Ear we go again.
The naysayers were convinced few would buy the Samsung Galaxy Note smartphone because people would laugh if you held a humongous device to your ear. The original Galaxy Note’s screen was 5.3 inches. The Galaxy Note 2’s display is 5.5 inches. And the total number of Notes sold hit 10 million last month. That’s a lot of people apparently not worried about snickering.
The term “phablet” was coined to describe the Galaxy Note—meaning a cross between a phone and a tablet.
Now a true bridge device has arrived in Samsung’s Galaxy Mega 6.3, available from AT&T for $149.99 with a two-year contract.
It has a huge, 6.3 inch screen. Get it? Mega. Phone. Megaphone. Cute.

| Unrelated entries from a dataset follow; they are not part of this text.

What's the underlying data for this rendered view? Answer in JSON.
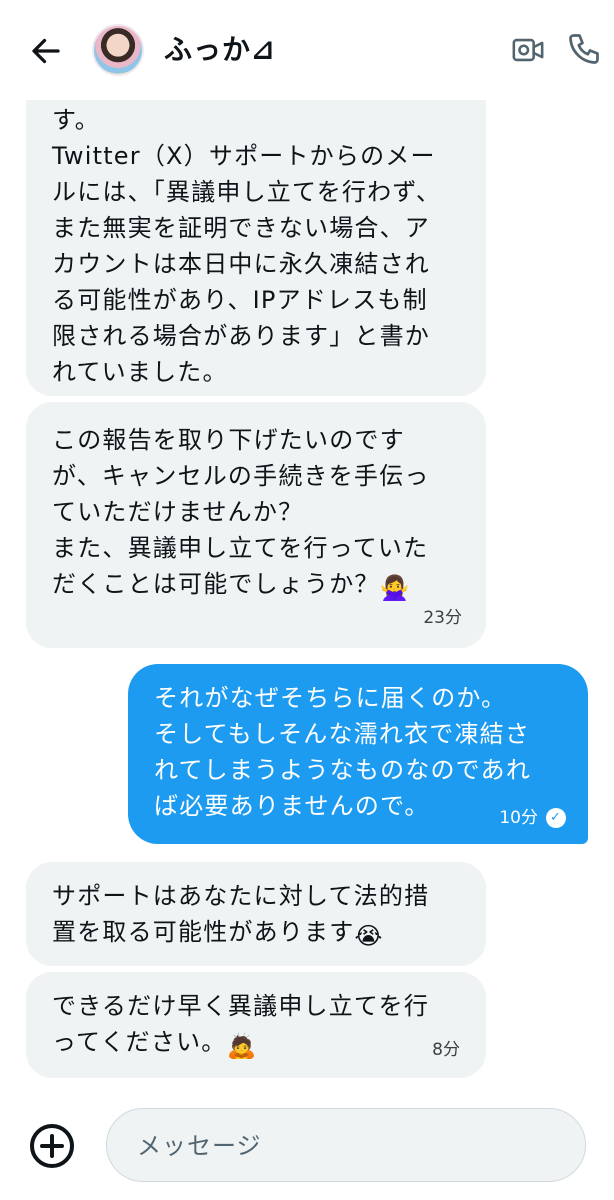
{
  "header": {
    "back_icon": "arrow-left-icon",
    "contact_name": "ふっか⊿",
    "avatar": "avatar",
    "video_icon": "video-camera-icon",
    "phone_icon": "phone-icon"
  },
  "messages": [
    {
      "direction": "incoming",
      "text": "す。\nTwitter（X）サポートからのメー\nルには、「異議申し立てを行わず、\nまた無実を証明できない場合、ア\nカウントは本日中に永久凍結され\nる可能性があり、IPアドレスも制\n限される場合があります」と書か\nれていました。",
      "time": ""
    },
    {
      "direction": "incoming",
      "text": "この報告を取り下げたいのです\nが、キャンセルの手続きを手伝っ\nていただけませんか？\nまた、異議申し立てを行っていた\nだくことは可能でしょうか？",
      "emoji": "🙅‍♀️",
      "time": "23分"
    },
    {
      "direction": "outgoing",
      "text": "それがなぜそちらに届くのか。\nそしてもしそんな濡れ衣で凍結さ\nれてしまうようなものなのであれ\nば必要ありませんので。",
      "time": "10分",
      "status_icon": "read-check-icon"
    },
    {
      "direction": "incoming",
      "text": "サポートはあなたに対して法的措\n置を取る可能性があります",
      "emoji": "😭",
      "time": ""
    },
    {
      "direction": "incoming",
      "text": "できるだけ早く異議申し立てを行\nってください。",
      "emoji": "🙇",
      "time": "8分"
    }
  ],
  "composer": {
    "add_icon": "plus-circle-icon",
    "placeholder": "メッセージ"
  },
  "colors": {
    "incoming_bubble": "#eff3f4",
    "outgoing_bubble": "#1d9bf0",
    "text": "#0f1419"
  }
}
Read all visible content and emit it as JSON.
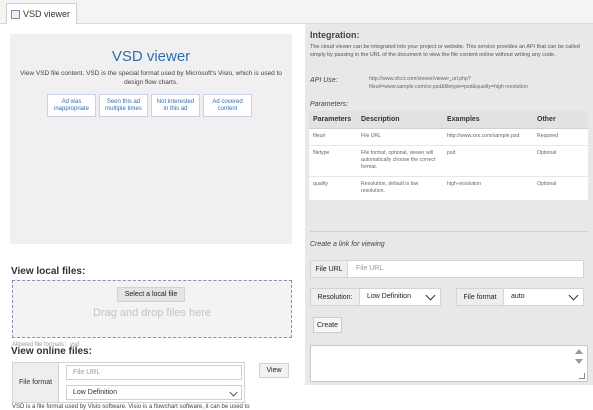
{
  "tab": {
    "label": "VSD viewer",
    "icon": "document-icon"
  },
  "viewer": {
    "title": "VSD viewer",
    "description": "View VSD file content. VSD is the special format used by Microsoft's Visio, which is used to design flow charts.",
    "ad_buttons": [
      "Ad was inappropriate",
      "Seen this ad multiple times",
      "Not interested in this ad",
      "Ad covered content"
    ]
  },
  "local_files": {
    "heading": "View local files:",
    "select_button": "Select a local file",
    "drag_text": "Drag and drop files here",
    "allowed_formats": "Allowed file formats：vsd"
  },
  "online_files": {
    "heading": "View online files:",
    "label": "File format",
    "url_placeholder": "File URL",
    "format_selected": "Low Definition",
    "view_button": "View"
  },
  "bottom_text": "VSD is a file format used by Visio software. Visio is a flowchart software, it can be used to",
  "integration": {
    "heading": "Integration:",
    "description": "The cloud viewer can be integrated into your project or website. This service provides an API that can be called simply by passing in the URL of the document to view the file content online without writing any code.",
    "api_use_label": "API Use:",
    "api_url": "http://www.xfcct.com/viewer/viewer_url.php?fileurl=www.sample.com/xx.psd&filetype=psd&quality=high resolution",
    "parameters_label": "Parameters:",
    "table_headers": [
      "Parameters",
      "Description",
      "Examples",
      "Other"
    ],
    "table_rows": [
      [
        "fileurl",
        "File URL",
        "http://www.xxx.com/sample.psd",
        "Required"
      ],
      [
        "filetype",
        "File format, optional, viewer will automatically choose the correct format.",
        "psd",
        "Optional"
      ],
      [
        "quality",
        "Resolution, default is low resolution.",
        "high-resolution",
        "Optional"
      ]
    ],
    "create_link_label": "Create a link for viewing",
    "file_url_label": "File URL",
    "file_url_placeholder": "File URL",
    "resolution_label": "Resolution:",
    "resolution_value": "Low Definition",
    "file_format_label": "File format",
    "file_format_value": "auto",
    "create_button": "Create"
  }
}
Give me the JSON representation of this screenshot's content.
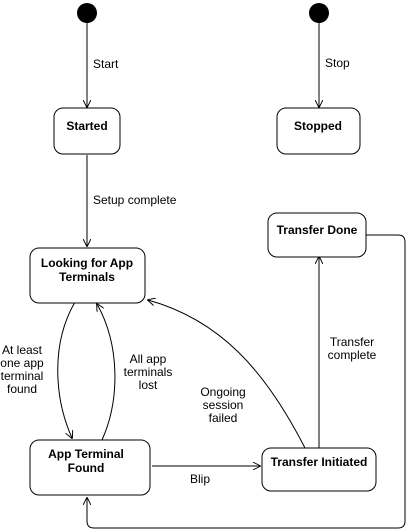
{
  "states": {
    "started": "Started",
    "stopped": "Stopped",
    "looking": [
      "Looking for App",
      "Terminals"
    ],
    "app_terminal_found": [
      "App Terminal",
      "Found"
    ],
    "transfer_initiated": "Transfer Initiated",
    "transfer_done": "Transfer Done"
  },
  "transitions": {
    "start": "Start",
    "stop": "Stop",
    "setup_complete": "Setup complete",
    "at_least_one_found": [
      "At least",
      "one app",
      "terminal",
      "found"
    ],
    "all_lost": [
      "All app",
      "terminals",
      "lost"
    ],
    "ongoing_failed": [
      "Ongoing",
      "session",
      "failed"
    ],
    "blip": "Blip",
    "transfer_complete": [
      "Transfer",
      "complete"
    ]
  }
}
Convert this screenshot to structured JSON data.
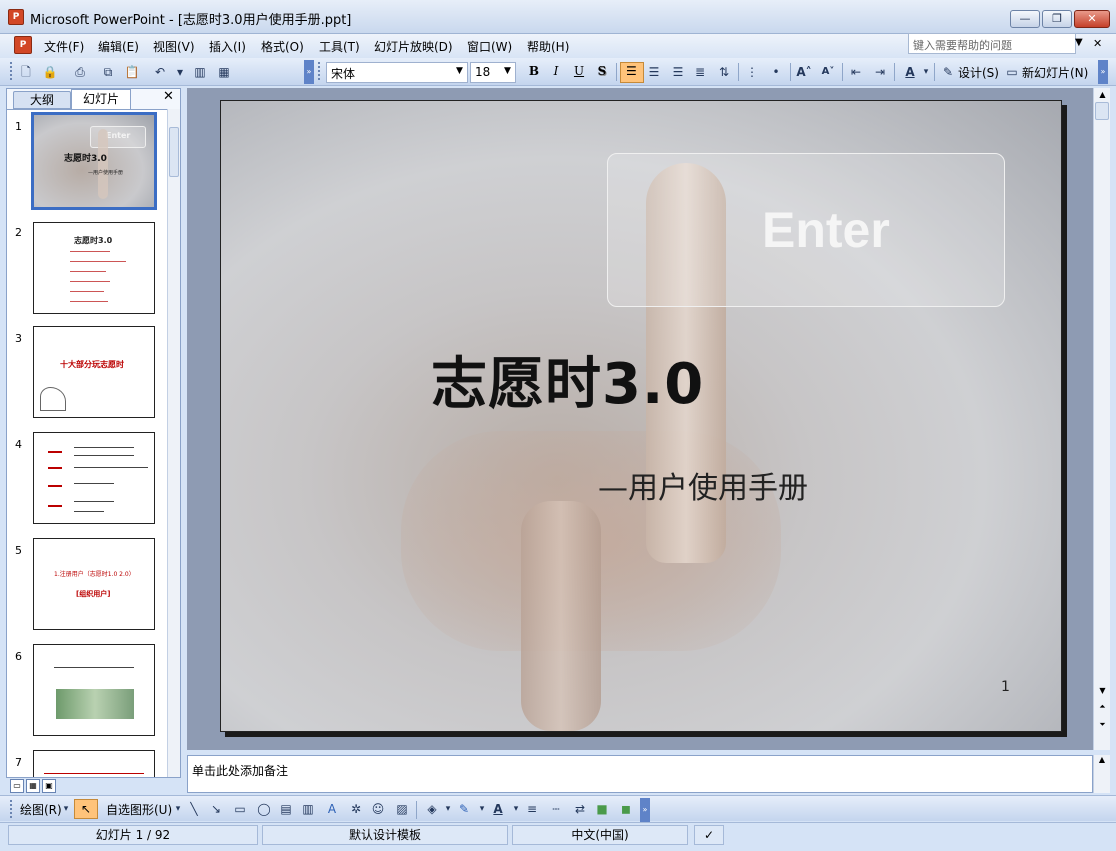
{
  "window": {
    "title": "Microsoft PowerPoint - [志愿时3.0用户使用手册.ppt]",
    "app_icon": "P"
  },
  "menu": {
    "items": [
      "文件(F)",
      "编辑(E)",
      "视图(V)",
      "插入(I)",
      "格式(O)",
      "工具(T)",
      "幻灯片放映(D)",
      "窗口(W)",
      "帮助(H)"
    ],
    "help_placeholder": "键入需要帮助的问题"
  },
  "toolbar": {
    "font_name": "宋体",
    "font_size": "18",
    "bold": "B",
    "italic": "I",
    "underline": "U",
    "shadow": "S",
    "font_color": "A",
    "design_label": "设计(S)",
    "new_slide_label": "新幻灯片(N)"
  },
  "left_panel": {
    "tab_outline": "大纲",
    "tab_slides": "幻灯片",
    "thumbnails": [
      {
        "num": "1",
        "title": "志愿时3.0",
        "subtitle": "—用户使用手册",
        "button": "Enter"
      },
      {
        "num": "2",
        "title": "志愿时3.0"
      },
      {
        "num": "3",
        "title": "十大部分玩志愿时"
      },
      {
        "num": "4"
      },
      {
        "num": "5",
        "line1": "1.注册用户（志愿时1.0 2.0）",
        "line2": "[组织用户]"
      },
      {
        "num": "6"
      },
      {
        "num": "7"
      }
    ]
  },
  "slide": {
    "button_text": "Enter",
    "title": "志愿时3.0",
    "subtitle": "—用户使用手册",
    "number": "1"
  },
  "notes": {
    "placeholder": "单击此处添加备注"
  },
  "drawbar": {
    "draw_label": "绘图(R)",
    "autoshapes_label": "自选图形(U)"
  },
  "status": {
    "slide_info": "幻灯片 1 / 92",
    "template": "默认设计模板",
    "language": "中文(中国)"
  },
  "colors": {
    "accent": "#3b6dc4",
    "highlight": "#ffc37a",
    "powerpoint_red": "#d24726"
  }
}
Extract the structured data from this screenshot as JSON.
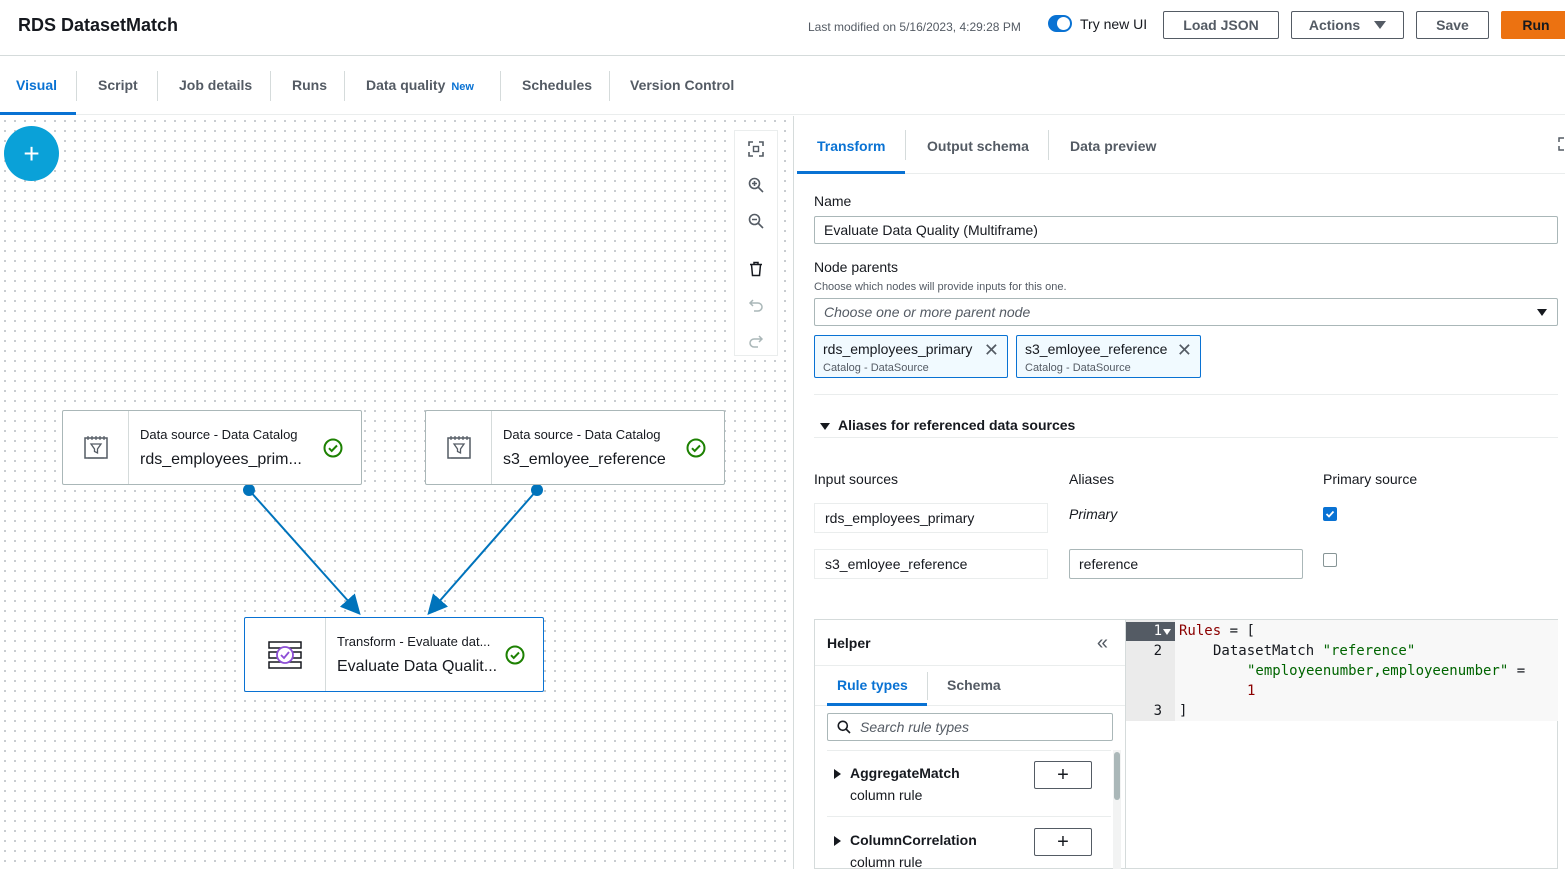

It’s 6.60 by 3.46 by 0.31 inches and weighs 7.02 ounces. That’s heavy for a phone, but light for a tablet. By comparison, Apple’s iPad Mini weighs 10.88 ounces and the Samsung Galaxy S4 smartphone weighs 4.59 ounces.
The Mega really does double adequately as a tablet along the lines of Apple’s 7.7-inch iPad Mini, which starts at $329.
Yet the Mega fits comfortably in my pocket—no Mae West jokes, please. And holding the Mega and thumb typing on it doesn’t feel awkward.
Some may be put off by the Mega’s relatively low 720p HD screen resolution (1,280 by 720 pixels) compared to the 1080p HD (1,920 by 1,080) of high-end smartphones.
But I watched movies on it and enjoyed the experience more than on my higher resolution but tiny by comparison iPhone 5 (4 inch display, overall 4.87 inches by 2.31 inches by 0.30 inch and 3.95 ounces) simply because the Mega’s screen is so much larger. And websites are much easier to read on the Mega, although they load a tad slower than on premium phones.
The Mega 6.3’s processor is pokier than that of the Samsung Galaxy S4 or iPhone 5. Because of that, if you’re a serious gamer, the Mega may not be for you.
Phablet fans with deeper pockets will want to opt for the Galaxy Note 3, which Verizon Wireless began offering for pre-sale on Friday. The Note 3 is faster, more powerful, has a higher-resolution screen than its predecessors and the Mega. And it’s jam-packed with new features. I haven’t gotten my hands on a Note 3 yet, so I can’t say if it’s worth the steep $299.99 (with a two–year contract on AT&T and T–Mobile price tag).
Most reviewer types are sniffing at the Mega and writing that no one with any standards would sacrifice screen resolution and processor speed for size and thrift.
Meanwhile, Apple seems to be poised to launch a cheaper, slower, low resolution, low cost iPhoneC at an event Tuesday, along with a high end iPhone 5S. Oddly, no one has been saying introducing an inferior iPhone is a bad idea.
Assuming the iPhoneC is available in the U.S., how does a poor man’s iPhone make more sense than a midprice Samsung Mega phone that doubles as a tablet?
Let’s say the iPhoneC, if it’s more than a rumor, costs $99. and the most basic iPad Mini is $329. That adds up to $428 compared to $149 for the Mega that serves both purposes.
The AT&T Samsung Galaxy Mega 6.3 is a smart buy for those on a budget who aren’t tech snobs or posers.
And it’s fun phablet, to boot.